YOUR GOAL
Output the full listing word for word.

SOURCE RECORDS
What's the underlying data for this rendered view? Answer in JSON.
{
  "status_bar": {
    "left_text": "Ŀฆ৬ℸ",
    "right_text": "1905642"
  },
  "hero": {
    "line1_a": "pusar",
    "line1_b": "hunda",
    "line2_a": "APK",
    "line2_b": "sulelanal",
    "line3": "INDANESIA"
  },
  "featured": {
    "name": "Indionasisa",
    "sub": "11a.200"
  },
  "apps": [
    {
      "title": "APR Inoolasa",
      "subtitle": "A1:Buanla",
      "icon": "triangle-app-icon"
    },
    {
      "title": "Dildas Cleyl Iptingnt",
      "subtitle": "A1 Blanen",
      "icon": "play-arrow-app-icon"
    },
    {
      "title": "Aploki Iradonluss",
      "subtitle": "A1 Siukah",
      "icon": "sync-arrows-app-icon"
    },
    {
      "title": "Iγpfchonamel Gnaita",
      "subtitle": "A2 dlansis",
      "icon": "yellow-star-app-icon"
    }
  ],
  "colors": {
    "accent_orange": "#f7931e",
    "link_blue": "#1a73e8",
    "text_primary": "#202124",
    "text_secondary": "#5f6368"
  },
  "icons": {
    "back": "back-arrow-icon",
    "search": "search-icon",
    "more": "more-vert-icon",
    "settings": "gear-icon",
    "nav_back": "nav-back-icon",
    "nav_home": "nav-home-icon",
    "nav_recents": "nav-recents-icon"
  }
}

PROBLEM SOLUTION
What's the underlying data for this rendered view? Answer in JSON.
{
  "status_bar": {
    "left_text": "Ŀฆ৬ℸ",
    "right_text": "1905642"
  },
  "hero": {
    "line1_a": "pusar",
    "line1_b": "hunda",
    "line2_a": "APK",
    "line2_b": "sulelanal",
    "line3": "INDANESIA"
  },
  "featured": {
    "name": "Indionasisa",
    "sub": "11a.200"
  },
  "apps": [
    {
      "title": "APR Inoolasa",
      "subtitle": "A1:Buanla",
      "icon": "triangle-app-icon"
    },
    {
      "title": "Dildas Cleyl Iptingnt",
      "subtitle": "A1 Blanen",
      "icon": "play-arrow-app-icon"
    },
    {
      "title": "Aploki Iradonluss",
      "subtitle": "A1 Siukah",
      "icon": "sync-arrows-app-icon"
    },
    {
      "title": "Iγpfchonamel Gnaita",
      "subtitle": "A2 dlansis",
      "icon": "yellow-star-app-icon"
    }
  ],
  "colors": {
    "accent_orange": "#f7931e",
    "link_blue": "#1a73e8",
    "text_primary": "#202124",
    "text_secondary": "#5f6368"
  },
  "icons": {
    "back": "back-arrow-icon",
    "search": "search-icon",
    "more": "more-vert-icon",
    "settings": "gear-icon",
    "nav_back": "nav-back-icon",
    "nav_home": "nav-home-icon",
    "nav_recents": "nav-recents-icon"
  }
}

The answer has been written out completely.